Burnham had six points (and a team-high 10 boards, two assists and a steal), Donato four (to go along with two blocks, two assists, two steals and two rebounds) and Ramirez two.
Senior Pamela Lobor didn't score, but helped to prevent Esposito from completely taking over the game.
"Pamela played great defense on (Esposito)," Veinot said. "We knew she'd score. We just didn't want her to get 40."
Portland was outrebounded by Gorham, 33-28, and turned the ball over 19 times, but the Bulldogs forced 24 Rams' turnovers and made a very impressive (considering the circumstances) 13 of 17 free throws.

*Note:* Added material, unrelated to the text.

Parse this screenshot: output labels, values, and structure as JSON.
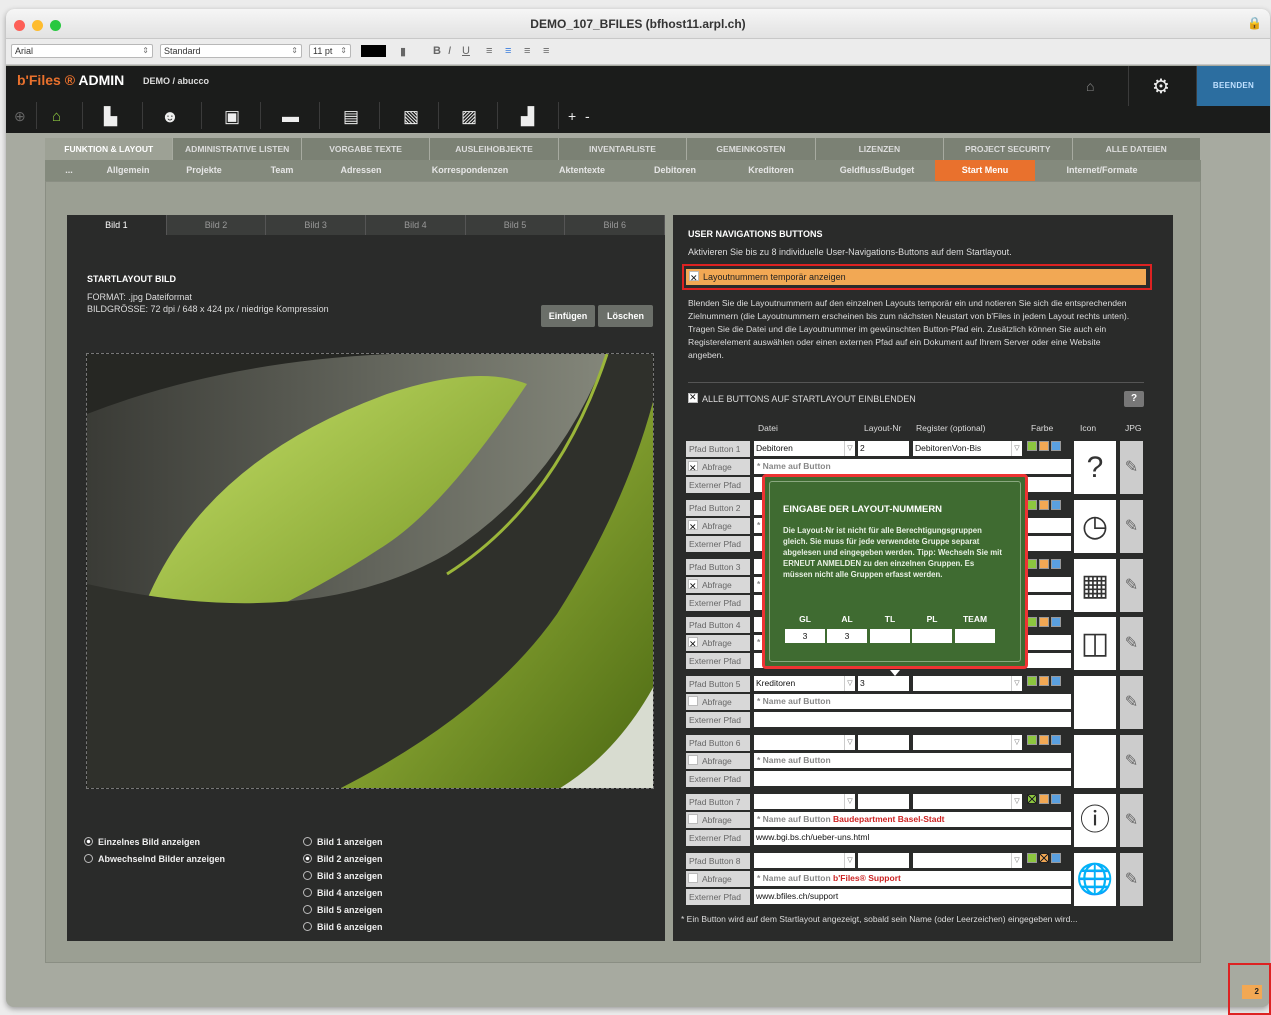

The Rams were led by the dynamic Esposito, who had a game-high 17 points, 12 rebounds and five blocks, as well as a pair of steals.
Woodbury added nine points off the bench, Rexrode had seven (to go with six boards and two steals), Lundin four, Deluc (six rebounds) and Jordan two apiece and Curley one (to go with four rebounds and a block).
Gorham made 13 of 18 free throws.
Champs up next
Portland now has the daunting task of facing a McAuley squad, which hasn't just won the past three Gold Balls, but is 66-1 in its last 67 games after Monday's 52-30 win over No. 8 Deering in its quarterfinal.
The Bulldogs lost handily at home to the Lions, 79-47, back on Jan. 24. The teams have met in the playoffs six previous times, with McAuley holding a 4-2 edge. Portland took the first two encounters: 63-44 in the 1985 quarterfinals and 66-46 in the 1988 quarterfinals. The Lions prevailed in the 2000 quarterfinals (54-37), the 2002 divisional round (62-41), the 2003 semifinals (70-50) and most recently, the 2005 quarterfinals (49-42).
The Bulldogs will be a decided underdog, but it isn't wise to bet against Destiny's Darlings.
"I feel we need to stick to our game plan and realize we need our defense to come through to beat them," Wagabaza said.
"We have to get back in a halfcourt defense," said Holdren. "We played fullcourt last time and they ran past us. If we do, we have a chance. If not, at least we made it to the Civic Center."
"We have to get back on defense and make them play a halfcourt game," Veinot added. "We don't like to get back, but we'll have to. The girls really want to play them again.""